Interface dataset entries

● ● ● ● ● ● ●

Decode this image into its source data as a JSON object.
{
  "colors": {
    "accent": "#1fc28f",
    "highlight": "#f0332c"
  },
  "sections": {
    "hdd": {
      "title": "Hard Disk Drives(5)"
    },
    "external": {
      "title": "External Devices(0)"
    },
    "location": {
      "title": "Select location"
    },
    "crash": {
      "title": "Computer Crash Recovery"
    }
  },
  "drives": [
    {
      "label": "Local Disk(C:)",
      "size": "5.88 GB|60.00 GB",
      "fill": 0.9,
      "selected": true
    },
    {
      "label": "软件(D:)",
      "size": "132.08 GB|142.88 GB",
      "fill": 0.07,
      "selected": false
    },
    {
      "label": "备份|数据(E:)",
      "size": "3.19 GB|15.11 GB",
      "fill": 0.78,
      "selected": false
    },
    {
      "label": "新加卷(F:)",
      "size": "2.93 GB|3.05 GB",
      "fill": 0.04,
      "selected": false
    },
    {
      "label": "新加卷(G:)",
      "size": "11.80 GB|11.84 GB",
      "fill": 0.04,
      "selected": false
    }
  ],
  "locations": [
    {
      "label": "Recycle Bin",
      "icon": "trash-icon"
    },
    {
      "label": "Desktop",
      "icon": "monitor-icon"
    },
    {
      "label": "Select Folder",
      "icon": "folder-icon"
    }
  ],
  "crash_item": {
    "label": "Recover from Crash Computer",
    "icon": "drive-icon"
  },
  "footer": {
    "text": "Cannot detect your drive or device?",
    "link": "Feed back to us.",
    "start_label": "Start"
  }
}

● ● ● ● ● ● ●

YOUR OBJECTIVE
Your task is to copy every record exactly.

OUTPUT BELOW
Decode this image into its source data as a JSON object.
{
  "colors": {
    "accent": "#1fc28f",
    "highlight": "#f0332c"
  },
  "sections": {
    "hdd": {
      "title": "Hard Disk Drives(5)"
    },
    "external": {
      "title": "External Devices(0)"
    },
    "location": {
      "title": "Select location"
    },
    "crash": {
      "title": "Computer Crash Recovery"
    }
  },
  "drives": [
    {
      "label": "Local Disk(C:)",
      "size": "5.88 GB|60.00 GB",
      "fill": 0.9,
      "selected": true
    },
    {
      "label": "软件(D:)",
      "size": "132.08 GB|142.88 GB",
      "fill": 0.07,
      "selected": false
    },
    {
      "label": "备份|数据(E:)",
      "size": "3.19 GB|15.11 GB",
      "fill": 0.78,
      "selected": false
    },
    {
      "label": "新加卷(F:)",
      "size": "2.93 GB|3.05 GB",
      "fill": 0.04,
      "selected": false
    },
    {
      "label": "新加卷(G:)",
      "size": "11.80 GB|11.84 GB",
      "fill": 0.04,
      "selected": false
    }
  ],
  "locations": [
    {
      "label": "Recycle Bin",
      "icon": "trash-icon"
    },
    {
      "label": "Desktop",
      "icon": "monitor-icon"
    },
    {
      "label": "Select Folder",
      "icon": "folder-icon"
    }
  ],
  "crash_item": {
    "label": "Recover from Crash Computer",
    "icon": "drive-icon"
  },
  "footer": {
    "text": "Cannot detect your drive or device?",
    "link": "Feed back to us.",
    "start_label": "Start"
  }
}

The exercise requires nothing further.